An over-the-counter desk trader likened this practice, known as rehypothecation, to the way subprime loans were repackaged and sold as mortgage-backed securities and then resold as collateralized debt obligations in the years leading up to the 2008 financial crisis.
Because of rehypothecation, which the trader said several crypto lending platforms are engaging in, he is seeing many clients pull out of lending and move toward options contracts.
Another source familiar with Celsius’ business said the lender’s rehypothecation of loan collateral is also why crypto miners don’t take out loans from the firm – they don’t want to end up unable to access crypto they mined.
In response to questions about rehypothecation of collateral, Golovina said Celsius won’t “discuss our best business practice and the competitive advantage of our business model.”
“In consideration for the rewards earned on your Account and the use of our Services,” the document says, “you grant Celsius the right … to pledge, re-pledge, hypothecate, rehypothecate, sell, lend or otherwise transfer or use any amount of such Digital Assets … for any period of time.”
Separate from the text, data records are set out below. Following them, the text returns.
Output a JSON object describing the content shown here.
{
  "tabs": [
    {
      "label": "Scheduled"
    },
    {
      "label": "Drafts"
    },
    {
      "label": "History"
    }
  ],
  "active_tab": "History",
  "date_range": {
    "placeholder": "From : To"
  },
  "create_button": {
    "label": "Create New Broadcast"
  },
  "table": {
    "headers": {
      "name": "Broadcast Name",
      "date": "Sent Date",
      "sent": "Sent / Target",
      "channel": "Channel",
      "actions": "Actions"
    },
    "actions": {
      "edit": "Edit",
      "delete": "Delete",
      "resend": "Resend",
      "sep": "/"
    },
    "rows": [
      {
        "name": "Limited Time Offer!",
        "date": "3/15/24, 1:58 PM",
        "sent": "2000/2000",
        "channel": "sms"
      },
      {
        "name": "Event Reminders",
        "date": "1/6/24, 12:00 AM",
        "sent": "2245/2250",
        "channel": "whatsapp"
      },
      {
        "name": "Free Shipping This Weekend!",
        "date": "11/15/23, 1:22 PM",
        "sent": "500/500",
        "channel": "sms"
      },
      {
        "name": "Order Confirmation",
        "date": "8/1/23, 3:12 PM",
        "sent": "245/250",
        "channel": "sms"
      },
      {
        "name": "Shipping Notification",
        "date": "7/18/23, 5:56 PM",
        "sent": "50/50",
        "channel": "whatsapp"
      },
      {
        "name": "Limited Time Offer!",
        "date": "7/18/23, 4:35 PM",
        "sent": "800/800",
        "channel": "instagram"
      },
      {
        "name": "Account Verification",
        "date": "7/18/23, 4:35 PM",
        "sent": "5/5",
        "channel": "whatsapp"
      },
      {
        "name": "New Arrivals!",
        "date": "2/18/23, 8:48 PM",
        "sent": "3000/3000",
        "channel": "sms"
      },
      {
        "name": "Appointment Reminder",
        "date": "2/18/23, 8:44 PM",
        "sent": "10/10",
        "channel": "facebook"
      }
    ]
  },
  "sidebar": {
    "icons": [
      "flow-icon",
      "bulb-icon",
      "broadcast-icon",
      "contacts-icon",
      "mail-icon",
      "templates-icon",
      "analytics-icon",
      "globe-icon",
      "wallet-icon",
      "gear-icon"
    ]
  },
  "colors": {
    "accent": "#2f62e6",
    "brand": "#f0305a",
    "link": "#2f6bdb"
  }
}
Celsius raised its startup capital through an initial coin offering (ICO) in early 2018. The company swapped its CEL token for bitcoin (BTC) and ether (ETH), the largest and second-largest cryptocurrencies by market capitalization, respectively.
However, Celsius did not convert the crypto it had received to fiat until after the market tanked, which caused it to lose about half the value of the proceeds, people familiar with the sale said.
Public information supports this claim. In September 2019, Mashinsky told CoinDesk the ICO was valued at $50 million. But its financial statements filed with the U.K. registrar Companies House in May 2020 show sale proceeds of only $25 million as of Feb. 28, 2019. (Celsius is based in Hoboken, N.J., and privately held, but has a subsidiary in London, and is thus required to file financials with the registrar.)
Celsius chalked up the difference to an accounting practice, but acknowledged it did not convert the crypto to fiat in the same month that it was raised.
“While Celsius reported an ICO worth $50 million, when the coins converted to fiat the value of the coins dropped as the market dropped in accordance,” Golovina said. “In addition, for tax reasons, we recognize revenues over several years as we use the funds to build the product.”
Celsius recognizes ICO proceeds as revenue only when it converts the funds to dollars, she said, again citing tax reasons.
It waited to convert the crypto to dollars because the firm identifies as a “HODLer,” she added, using crypto argot for a long-term investor.